Facebook’s Branded Content Feature

In the past few weeks, Facebook rolled out it’s Branded Content feature to the public (beyond verified pages, which have had it for quite a while), allowing brands to co-brand content, view the ad’s analytics, and use the ad on their own channels. While this seems like a small victory, since brands could always tag each other in posts, it’s actually pretty big for brand partnerships and influencer marketing.

Many industries, from beauty brands to beverage brands are utilizing the power of influencer marketing to get that extra boost from their influencers’ audiences. By adding that extra piece of co-branded content to the puzzle, co-branded content gives a sense of validity to the partnership, the way that blue check mark gives validity to someone users follow on their social channels. It also helps brands in making sure that the influencers that they’re paying for these partnerships are delivering, with more transparency into the performance of the posts. This rings true for brands partnering with other brands as well.

The Branded Content option on Facebook also helps facilitate easier partnerships between brands. It makes figuring out the logistics of who posts what and when easier, and what spend is going into the ad from each side as well. While the content itself doesn’t look much different, the performance insights behind branded content are more robust, which is important when working outside of your own channels. Having this data can help determine the value of the partnership and whether it’s worth continuing in the future. While there can be additional benefits to brand partnerships to what you can visibly see in the analytics, it’s a good piece of data to have access to. The Branded Content feature is simply added value to the success metrics you would be looking at anyways.

While Facebook’s Branded Content feature isn’t the most innovative feature Facebook has rolled out, considering it’s lack of new ad design features, it will be interesting to see both how brands continue to use it to their benefit and how Facebook will add on to it moving forward.

Millennial Marketing: Living in a Material World

its-all-about-meMillennial: That beautiful buzz word.

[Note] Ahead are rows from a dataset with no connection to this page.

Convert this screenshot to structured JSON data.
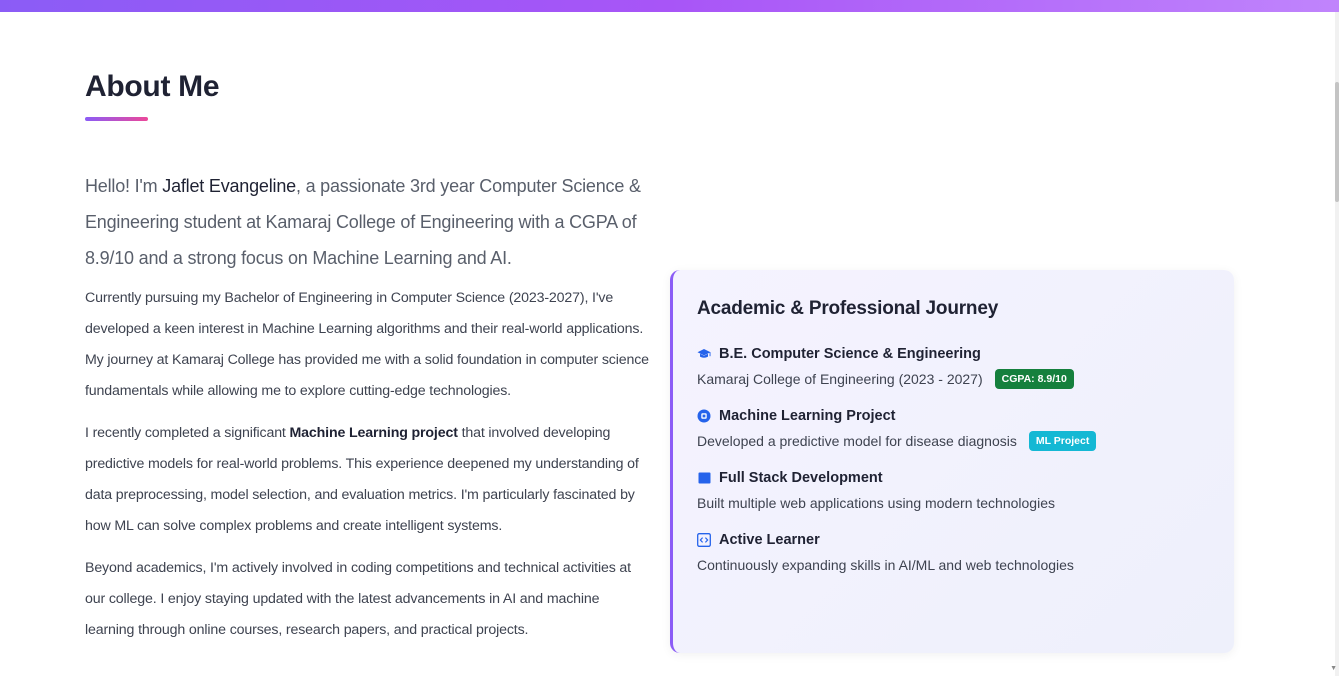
{
  "section": {
    "title": "About Me"
  },
  "about": {
    "lead_prefix": "Hello! I'm ",
    "lead_name": "Jaflet Evangeline",
    "lead_suffix": ", a passionate 3rd year Computer Science & Engineering student at Kamaraj College of Engineering with a CGPA of 8.9/10 and a strong focus on Machine Learning and AI.",
    "para1": "Currently pursuing my Bachelor of Engineering in Computer Science (2023-2027), I've developed a keen interest in Machine Learning algorithms and their real-world applications. My journey at Kamaraj College has provided me with a solid foundation in computer science fundamentals while allowing me to explore cutting-edge technologies.",
    "para2_prefix": "I recently completed a significant ",
    "para2_bold": "Machine Learning project",
    "para2_suffix": " that involved developing predictive models for real-world problems. This experience deepened my understanding of data preprocessing, model selection, and evaluation metrics. I'm particularly fascinated by how ML can solve complex problems and create intelligent systems.",
    "para3": "Beyond academics, I'm actively involved in coding competitions and technical activities at our college. I enjoy staying updated with the latest advancements in AI and machine learning through online courses, research papers, and practical projects."
  },
  "journey": {
    "title": "Academic & Professional Journey",
    "items": [
      {
        "icon": "graduation-cap-icon",
        "title": "B.E. Computer Science & Engineering",
        "desc": "Kamaraj College of Engineering (2023 - 2027)",
        "badge": "CGPA: 8.9/10"
      },
      {
        "icon": "robot-icon",
        "title": "Machine Learning Project",
        "desc": "Developed a predictive model for disease diagnosis",
        "badge": "ML Project"
      },
      {
        "icon": "laptop-icon",
        "title": "Full Stack Development",
        "desc": "Built multiple web applications using modern technologies"
      },
      {
        "icon": "code-icon",
        "title": "Active Learner",
        "desc": "Continuously expanding skills in AI/ML and web technologies"
      }
    ]
  },
  "colors": {
    "accent": "#8b5cf6",
    "pink": "#ec4899",
    "icon_blue": "#2563eb",
    "badge_green": "#15803d",
    "badge_teal": "#14b8d4"
  }
}
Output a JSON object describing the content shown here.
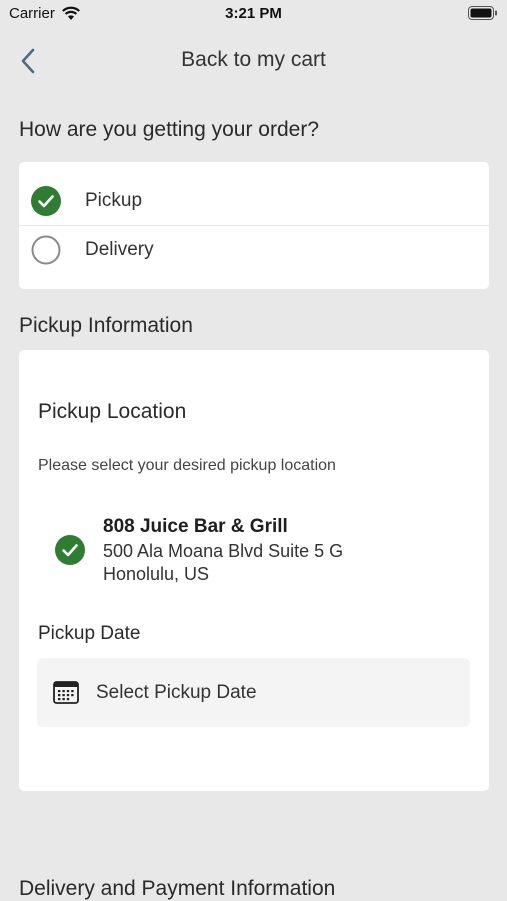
{
  "status_bar": {
    "carrier": "Carrier",
    "time": "3:21 PM"
  },
  "nav": {
    "back_label": "Back to my cart"
  },
  "order_method": {
    "question": "How are you getting your order?",
    "options": [
      {
        "label": "Pickup",
        "selected": true
      },
      {
        "label": "Delivery",
        "selected": false
      }
    ]
  },
  "pickup_info": {
    "heading": "Pickup Information",
    "location_title": "Pickup Location",
    "location_desc": "Please select your desired pickup location",
    "location": {
      "name": "808 Juice Bar & Grill",
      "address_line1": "500 Ala Moana Blvd Suite 5 G",
      "address_line2": "Honolulu, US",
      "selected": true
    },
    "date_label": "Pickup Date",
    "date_placeholder": "Select Pickup Date"
  },
  "delivery_payment": {
    "heading": "Delivery and Payment Information"
  },
  "colors": {
    "accent": "#2e7d32",
    "background": "#e8e8e8",
    "card": "#ffffff"
  },
  "icons": [
    "wifi-icon",
    "battery-icon",
    "chevron-left-icon",
    "check-circle-icon",
    "radio-empty-icon",
    "calendar-icon"
  ]
}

That materialistic, entitled consumeristic generation. That parasite of the expanding digiverse: We consume everything, feeding off of media, product placements, and, of course, the notion that we deserve everything. And we are that beautiful breed that marketers can’t get enough of these days.

So what does this mean for marketers? How valuable is this “#genlike” demographic in reality? Pretty damn valuable. The millennial generation is a self-serving one, always asking “What have you done for me lately?” However, we are also quick to act as brand advocates, it just comes at a cost. We are a generation that feeds off of attention, be it Likes, Shares, RT’s, etc. That means that we will be quick to promote a product (often unknowingly) for free, but we seek confirmation in the meantime. After all, we are the Me, Me, Me Generation” which means that we want you to make it about us. We expect brands to interact with us – to have active social customer service, to engage us in conversation, to be a “voice for the people.” Static brand advertising is a thing of the past; brands need to be on 100% of the time. “I want it now” has never been so spot on as it is when marketing to the millennial, which means you have to have it all. 
Iwantitnow

While this may be daunting, it provides a lot of opportunities for brands to go beyond tradition marketing and actually reach their customers on a personal level. Brands like Progressive have done an excellent job of giving their product a voice and persona. They’ve taken a pretty mundane product and have given it life. By entertaining and relating to their audience, they have made themselves more appealing, and therefore are seeing the results. Millennials aren’t necessarily an affluent demographic, but we spend a lot of money. We are a generation that revolves around constantly comparing ourselves to our peers, made especially easy through social media, and our spending habits reflect that. This is where marketing becomes extremely important; signifying your brand’s products as a valuable commodity that will set us apart (or make our lives easier since that’s also often a priority with our generation) is essential for convincing us that our money is best spent with you.

This is where social media becomes an asset for brands, because it’s an easy and inexpensive avenue for reaching the millennial market. We are the demographic that spends the most time online, and we can be reached through so many avenues there: YouTube, ads on Hulu, Facebook advertising, Twitter accounts that we follow….the list goes on and on.
There’s so many ways to reach us  that it would be foolish not to get into the digital space. With the whole world at our fingertips, why would we as millennials go offline?

The online universe has taken the marketing world by storm as millennials migrate to the Internet for everything from TV viewing, to shopping, to social interactions, and even dating.
With millennials at the helm of it all, the shift towards marketing in the digital space is rapidly growing, as marketers scramble to find new ways to capture the attention of this easily distracted demographic. From real-time marketing to native advertising and even “memevertising” (so adeptly coined by millennialmarketing.com), marketers are seeking ways to elude the obvious, and capture the millennial dollar without being overt about it. The best advertising after all is the kind where consumers don’t even realize that’s what it is.

So basically, when it comes to marketing, millennials are a necessary evil, and we are a demanding demographic. What can you do for me? Woo me. Make me feel special. Give me what I want, and more importantly, give me what I need. Most importantly, and at the most basic level, just make me believe that’s what you’re doing. After all, “we are living in a material world, and I am a material girl.”